→ **The problem**
Reproduce the records word for word, leaving out any pictures they hold.
*** Opening Entries shown ***
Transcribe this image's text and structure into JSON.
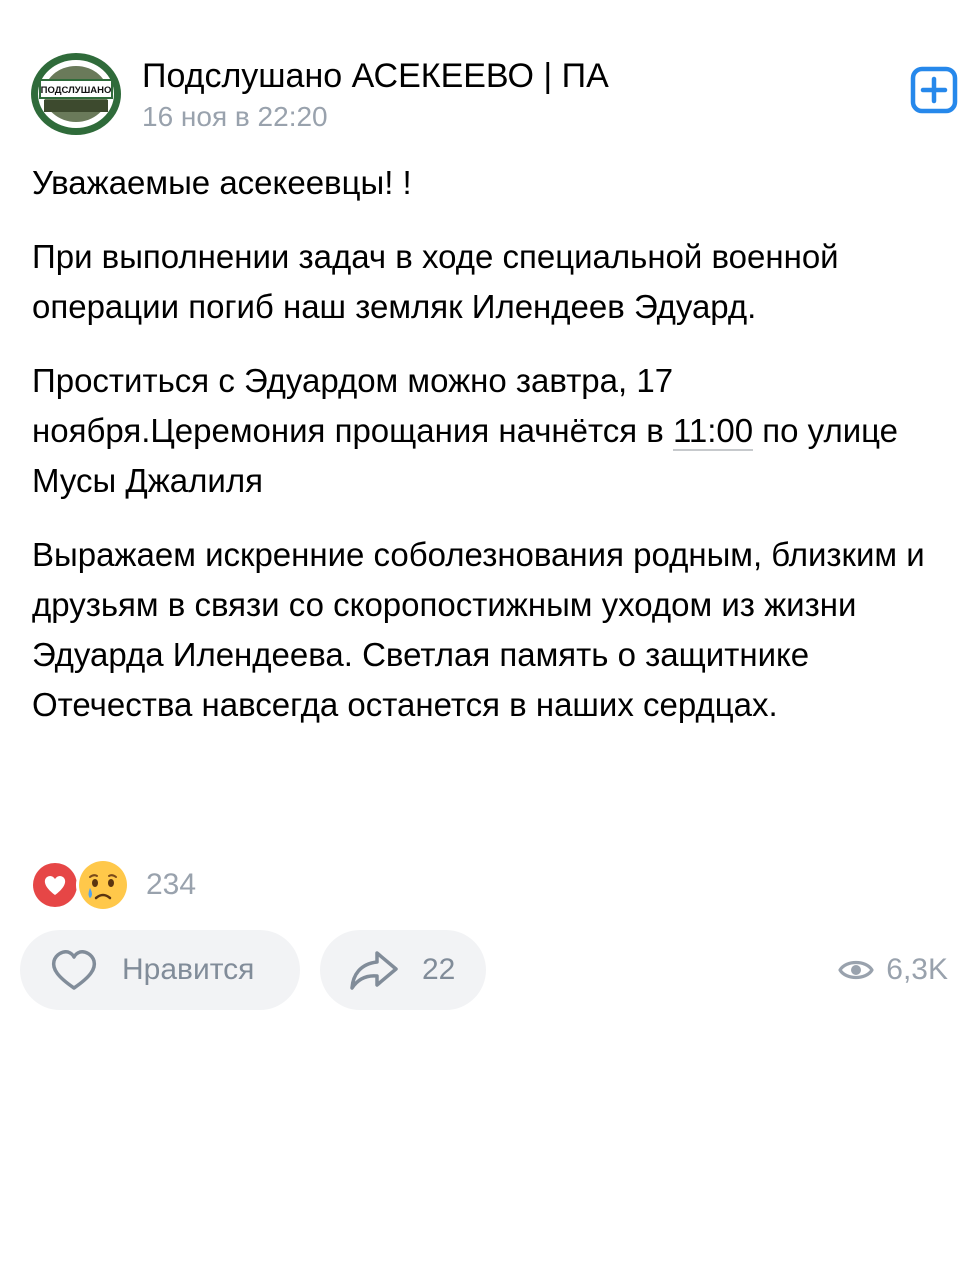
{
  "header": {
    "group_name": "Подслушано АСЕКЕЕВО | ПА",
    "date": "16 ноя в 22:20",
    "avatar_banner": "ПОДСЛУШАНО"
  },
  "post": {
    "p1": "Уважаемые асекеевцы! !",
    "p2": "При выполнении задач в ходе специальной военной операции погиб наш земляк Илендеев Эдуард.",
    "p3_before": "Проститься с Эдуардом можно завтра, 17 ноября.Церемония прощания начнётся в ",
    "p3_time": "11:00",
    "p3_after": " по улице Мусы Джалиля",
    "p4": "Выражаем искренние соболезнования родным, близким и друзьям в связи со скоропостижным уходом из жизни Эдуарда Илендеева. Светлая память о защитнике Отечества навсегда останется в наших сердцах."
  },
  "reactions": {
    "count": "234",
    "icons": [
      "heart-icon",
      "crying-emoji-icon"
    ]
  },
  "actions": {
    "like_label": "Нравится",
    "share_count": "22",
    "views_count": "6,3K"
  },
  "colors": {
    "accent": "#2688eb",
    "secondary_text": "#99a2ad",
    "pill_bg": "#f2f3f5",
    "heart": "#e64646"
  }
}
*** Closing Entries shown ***
→ **Answer for the task**
Transcribe this image's text and structure into JSON.
{
  "header": {
    "group_name": "Подслушано АСЕКЕЕВО | ПА",
    "date": "16 ноя в 22:20",
    "avatar_banner": "ПОДСЛУШАНО"
  },
  "post": {
    "p1": "Уважаемые асекеевцы! !",
    "p2": "При выполнении задач в ходе специальной военной операции погиб наш земляк Илендеев Эдуард.",
    "p3_before": "Проститься с Эдуардом можно завтра, 17 ноября.Церемония прощания начнётся в ",
    "p3_time": "11:00",
    "p3_after": " по улице Мусы Джалиля",
    "p4": "Выражаем искренние соболезнования родным, близким и друзьям в связи со скоропостижным уходом из жизни Эдуарда Илендеева. Светлая память о защитнике Отечества навсегда останется в наших сердцах."
  },
  "reactions": {
    "count": "234",
    "icons": [
      "heart-icon",
      "crying-emoji-icon"
    ]
  },
  "actions": {
    "like_label": "Нравится",
    "share_count": "22",
    "views_count": "6,3K"
  },
  "colors": {
    "accent": "#2688eb",
    "secondary_text": "#99a2ad",
    "pill_bg": "#f2f3f5",
    "heart": "#e64646"
  }
}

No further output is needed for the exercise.